**EXERCISE BRIEF**
If a line in the listing contains "keys", copy it out whole.

---*---

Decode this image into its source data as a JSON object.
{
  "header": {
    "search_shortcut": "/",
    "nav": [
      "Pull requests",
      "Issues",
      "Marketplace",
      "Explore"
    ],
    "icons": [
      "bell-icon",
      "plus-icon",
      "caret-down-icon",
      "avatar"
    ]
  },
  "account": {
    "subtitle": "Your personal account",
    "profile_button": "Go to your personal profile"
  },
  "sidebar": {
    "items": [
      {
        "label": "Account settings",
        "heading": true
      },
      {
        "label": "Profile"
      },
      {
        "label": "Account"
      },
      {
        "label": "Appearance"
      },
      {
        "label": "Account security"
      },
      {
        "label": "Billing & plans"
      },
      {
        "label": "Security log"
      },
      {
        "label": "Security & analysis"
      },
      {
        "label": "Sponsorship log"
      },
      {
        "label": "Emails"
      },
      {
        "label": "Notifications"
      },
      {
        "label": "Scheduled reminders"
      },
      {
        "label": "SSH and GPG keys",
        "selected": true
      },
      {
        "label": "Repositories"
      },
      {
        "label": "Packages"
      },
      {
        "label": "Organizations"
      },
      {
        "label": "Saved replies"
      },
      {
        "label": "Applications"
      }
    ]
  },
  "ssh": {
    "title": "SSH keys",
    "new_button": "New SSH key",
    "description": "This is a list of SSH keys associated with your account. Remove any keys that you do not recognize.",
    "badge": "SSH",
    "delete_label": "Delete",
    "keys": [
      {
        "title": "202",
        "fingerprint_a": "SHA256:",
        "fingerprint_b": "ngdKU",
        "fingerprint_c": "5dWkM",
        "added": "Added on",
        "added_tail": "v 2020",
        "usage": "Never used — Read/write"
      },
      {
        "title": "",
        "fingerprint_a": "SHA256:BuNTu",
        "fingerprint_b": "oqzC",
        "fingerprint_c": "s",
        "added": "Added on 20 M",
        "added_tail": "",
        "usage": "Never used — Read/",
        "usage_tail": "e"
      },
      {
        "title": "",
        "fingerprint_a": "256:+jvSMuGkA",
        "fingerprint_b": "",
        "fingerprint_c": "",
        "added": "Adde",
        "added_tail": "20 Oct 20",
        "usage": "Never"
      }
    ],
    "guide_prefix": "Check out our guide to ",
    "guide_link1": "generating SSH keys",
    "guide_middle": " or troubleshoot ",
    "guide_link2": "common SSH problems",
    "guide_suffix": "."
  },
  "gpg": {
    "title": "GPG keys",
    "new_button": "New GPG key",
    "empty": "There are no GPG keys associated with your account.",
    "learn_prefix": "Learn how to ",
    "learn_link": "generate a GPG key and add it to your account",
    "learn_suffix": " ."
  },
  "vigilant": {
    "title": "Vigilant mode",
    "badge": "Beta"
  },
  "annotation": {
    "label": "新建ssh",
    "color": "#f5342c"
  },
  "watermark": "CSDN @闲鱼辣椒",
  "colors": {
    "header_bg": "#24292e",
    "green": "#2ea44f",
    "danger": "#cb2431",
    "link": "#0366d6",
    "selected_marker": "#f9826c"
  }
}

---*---

**RESPONSE TO THE TASK**
        "label": "SSH and GPG keys",
    "title": "SSH keys",
    "description": "This is a list of SSH keys associated with your account. Remove any keys that you do not recognize.",
    "keys": [
    "guide_link1": "generating SSH keys",
    "title": "GPG keys",
    "empty": "There are no GPG keys associated with your account.",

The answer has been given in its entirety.